INPUT RECORDS below:

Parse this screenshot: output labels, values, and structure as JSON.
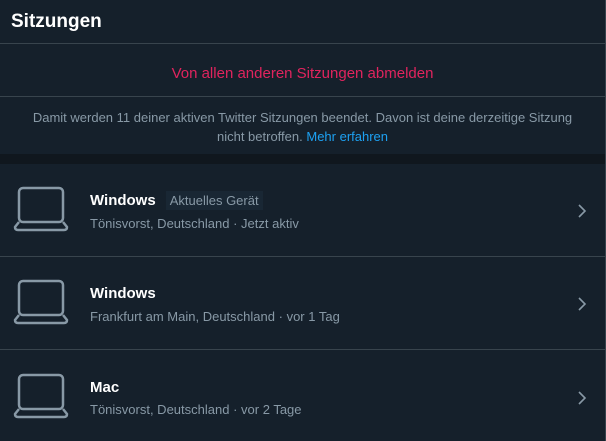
{
  "header": {
    "title": "Sitzungen"
  },
  "logout": {
    "label": "Von allen anderen Sitzungen abmelden"
  },
  "info": {
    "text": "Damit werden 11 deiner aktiven Twitter Sitzungen beendet. Davon ist deine derzeitige Sitzung nicht betroffen.",
    "link": "Mehr erfahren"
  },
  "sessions": [
    {
      "device": "Windows",
      "badge": "Aktuelles Gerät",
      "location": "Tönisvorst, Deutschland",
      "sep": "·",
      "time": "Jetzt aktiv",
      "icon": "laptop-icon"
    },
    {
      "device": "Windows",
      "badge": "",
      "location": "Frankfurt am Main, Deutschland",
      "sep": "·",
      "time": "vor 1 Tag",
      "icon": "laptop-icon"
    },
    {
      "device": "Mac",
      "badge": "",
      "location": "Tönisvorst, Deutschland",
      "sep": "·",
      "time": "vor 2 Tage",
      "icon": "laptop-icon"
    }
  ],
  "colors": {
    "background": "#15202b",
    "danger": "#e0245e",
    "link": "#1da1f2",
    "muted": "#8899a6",
    "border": "#38444d"
  }
}
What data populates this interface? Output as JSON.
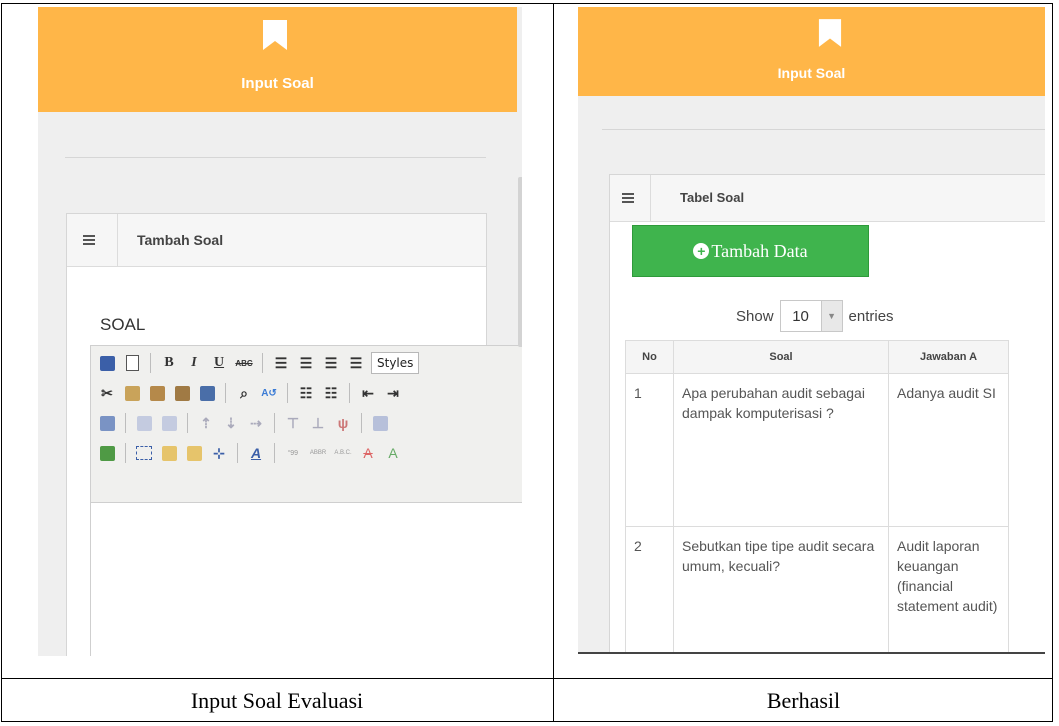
{
  "left_screen": {
    "header_title": "Input Soal",
    "panel_title": "Tambah Soal",
    "field_label": "SOAL",
    "editor": {
      "styles_label": "Styles",
      "row1": [
        "save-icon",
        "new-document-icon",
        "bold-icon",
        "italic-icon",
        "underline-icon",
        "strikethrough-icon",
        "align-left-icon",
        "align-center-icon",
        "align-right-icon",
        "align-justify-icon"
      ],
      "row2": [
        "cut-icon",
        "copy-icon",
        "paste-icon",
        "paste-text-icon",
        "paste-word-icon",
        "find-icon",
        "replace-icon",
        "bullet-list-icon",
        "numbered-list-icon",
        "outdent-icon",
        "indent-icon"
      ],
      "row3": [
        "edit-icon",
        "table-row-icon",
        "table-col-icon",
        "insert-row-before-icon",
        "insert-row-after-icon",
        "delete-row-icon",
        "merge-cells-icon",
        "split-cells-icon",
        "table-icon"
      ],
      "row4": [
        "image-icon",
        "layer-icon",
        "move-forward-icon",
        "move-backward-icon",
        "absolute-icon",
        "font-color-icon",
        "cite-icon",
        "abbr-icon",
        "acronym-icon",
        "del-icon",
        "ins-icon"
      ]
    }
  },
  "right_screen": {
    "header_title": "Input Soal",
    "panel_title": "Tabel Soal",
    "add_button": "Tambah Data",
    "show_label": "Show",
    "entries_value": "10",
    "entries_label": "entries",
    "table": {
      "columns": [
        "No",
        "Soal",
        "Jawaban A"
      ],
      "rows": [
        [
          "1",
          "Apa perubahan audit sebagai dampak komputerisasi ?",
          "Adanya audit SI"
        ],
        [
          "2",
          "Sebutkan tipe tipe audit secara umum, kecuali?",
          "Audit laporan keuangan (financial statement audit)"
        ]
      ]
    }
  },
  "captions": {
    "left": "Input Soal Evaluasi",
    "right": "Berhasil"
  },
  "colors": {
    "banner": "#ffb648",
    "add_button": "#3fb44d"
  }
}
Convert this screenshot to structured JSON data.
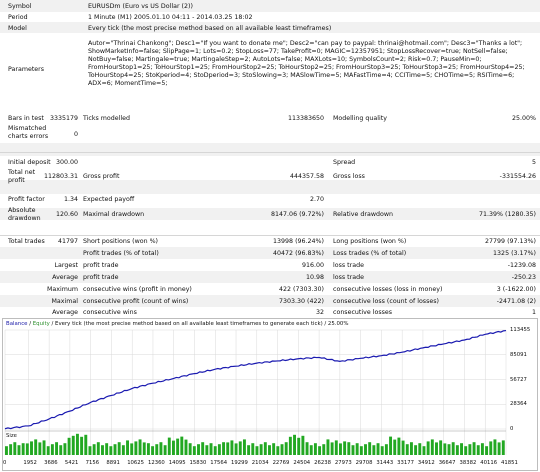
{
  "report": {
    "symbol": {
      "label": "Symbol",
      "value": "EURUSDm (Euro vs US Dollar (2))"
    },
    "period": {
      "label": "Period",
      "value": "1 Minute (M1) 2005.01.10 04:11 - 2014.03.25 18:02"
    },
    "model": {
      "label": "Model",
      "value": "Every tick (the most precise method based on all available least timeframes)"
    },
    "parameters": {
      "label": "Parameters",
      "value": "Autor=\"Thrinai Chankong\"; Desc1=\"If you want to donate me\"; Desc2=\"can pay to paypal: thrinai@hotmail.com\"; Desc3=\"Thanks a lot\"; ShowMarketInfo=false; SlipPage=1; Lots=0.2; StopLoss=77; TakeProfit=0; MAGIC=12357951; StopLossRecover=true; NotSell=false; NotBuy=false; Martingale=true; MartingaleStep=2; AutoLots=false; MAXLots=10; SymbolsCount=2; Risk=0.7; PauseMin=0; FromHourStop1=25; ToHourStop1=25; FromHourStop2=25; ToHourStop2=25; FromHourStop3=25; ToHourStop3=25; FromHourStop4=25; ToHourStop4=25; StoKperiod=4; StoDperiod=3; StoSlowing=3; MASlowTime=5; MAFastTime=4; CCITime=5; CHOTime=5; RSITime=6; ADX=6; MomentTime=5;"
    },
    "bars": {
      "label": "Bars in test",
      "value": "3335179",
      "label2": "Ticks modelled",
      "value2": "113383650",
      "label3": "Modelling quality",
      "value3": "25.00%"
    },
    "mismatched": {
      "label_line1": "Mismatched",
      "label_line2": "charts errors",
      "value": "0"
    },
    "initial_deposit": {
      "label": "Initial deposit",
      "value": "300.00",
      "label2": "Spread",
      "value2": "5"
    },
    "net_profit": {
      "label_line1": "Total net",
      "label_line2": "profit",
      "value": "112803.31",
      "label2": "Gross profit",
      "value2": "444357.58",
      "label3": "Gross loss",
      "value3": "-331554.26"
    },
    "profit_factor": {
      "label": "Profit factor",
      "value": "1.34",
      "label2": "Expected payoff",
      "value2": "2.70"
    },
    "abs_drawdown": {
      "label_line1": "Absolute",
      "label_line2": "drawdown",
      "value": "120.60",
      "label2": "Maximal drawdown",
      "value2": "8147.06 (9.72%)",
      "label3": "Relative drawdown",
      "value3": "71.39% (1280.35)"
    },
    "total_trades": {
      "label": "Total trades",
      "value": "41797",
      "label2": "Short positions (won %)",
      "value2": "13998 (96.24%)",
      "label3": "Long positions (won %)",
      "value3": "27799 (97.13%)"
    },
    "profit_trades_row": {
      "label2": "Profit trades (% of total)",
      "value2": "40472 (96.83%)",
      "label3": "Loss trades (% of total)",
      "value3": "1325 (3.17%)"
    },
    "largest": {
      "prefix": "Largest",
      "label2": "profit trade",
      "value2": "916.00",
      "label3": "loss trade",
      "value3": "-1239.08"
    },
    "average": {
      "prefix": "Average",
      "label2": "profit trade",
      "value2": "10.98",
      "label3": "loss trade",
      "value3": "-250.23"
    },
    "max_consec_money": {
      "prefix": "Maximum",
      "label2": "consecutive wins (profit in money)",
      "value2": "422 (7303.30)",
      "label3": "consecutive losses (loss in money)",
      "value3": "3 (-1622.00)"
    },
    "max_consec_count": {
      "prefix": "Maximal",
      "label2": "consecutive profit (count of wins)",
      "value2": "7303.30 (422)",
      "label3": "consecutive loss (count of losses)",
      "value3": "-2471.08 (2)"
    },
    "avg_consec": {
      "prefix": "Average",
      "label2": "consecutive wins",
      "value2": "32",
      "label3": "consecutive losses",
      "value3": "1"
    }
  },
  "chart": {
    "title_balance": "Balance",
    "title_sep1": " / ",
    "title_equity": "Equity",
    "title_rest": " / Every tick (the most precise method based on all available least timeframes to generate each tick) / 25.00%",
    "size_label": "Size",
    "colors": {
      "balance": "#1a1ab0",
      "equity": "#2e9e2e",
      "size": "#22a822",
      "grid": "#d9d9d9"
    }
  },
  "chart_data": {
    "type": "line",
    "title": "Balance / Equity / Every tick (the most precise method based on all available least timeframes to generate each tick) / 25.00%",
    "x_ticks": [
      "0",
      "1952",
      "3686",
      "5421",
      "7156",
      "8891",
      "10625",
      "12360",
      "14095",
      "15830",
      "17564",
      "19299",
      "21034",
      "22769",
      "24504",
      "26238",
      "27973",
      "29708",
      "31443",
      "33177",
      "34912",
      "36647",
      "38382",
      "40116",
      "41851"
    ],
    "y_ticks": [
      "113455",
      "85091",
      "56727",
      "28364",
      "0"
    ],
    "ylim": [
      0,
      113455
    ],
    "xlim": [
      0,
      41851
    ],
    "series": [
      {
        "name": "Balance",
        "x": [
          0,
          1952,
          3686,
          5421,
          7156,
          8891,
          10625,
          12360,
          14095,
          15830,
          17564,
          19299,
          21034,
          22769,
          24504,
          26238,
          27973,
          29708,
          31443,
          33177,
          34912,
          36647,
          38382,
          40116,
          41851
        ],
        "values": [
          300,
          3500,
          11500,
          20500,
          30500,
          38500,
          46500,
          52500,
          58000,
          63500,
          68500,
          72000,
          75500,
          78000,
          80500,
          82000,
          77500,
          81000,
          84000,
          88000,
          93000,
          97500,
          102000,
          108500,
          112803
        ]
      },
      {
        "name": "Size",
        "note_type": "bar",
        "values": [
          0.2,
          0.4,
          0.2,
          0.8,
          0.2,
          0.2,
          0.4,
          0.2,
          0.6,
          0.2,
          0.2,
          0.4,
          0.2,
          0.2,
          0.8,
          0.2,
          0.4,
          0.2,
          0.2,
          0.6,
          0.2,
          0.4,
          0.2,
          0.2,
          0.4
        ]
      }
    ]
  }
}
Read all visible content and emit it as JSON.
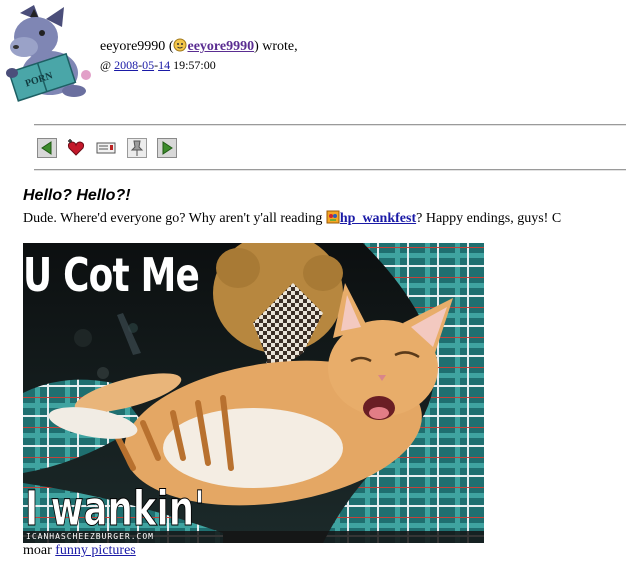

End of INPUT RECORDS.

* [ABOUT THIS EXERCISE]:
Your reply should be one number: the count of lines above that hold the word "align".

* [SOLUTION BELOW]:
4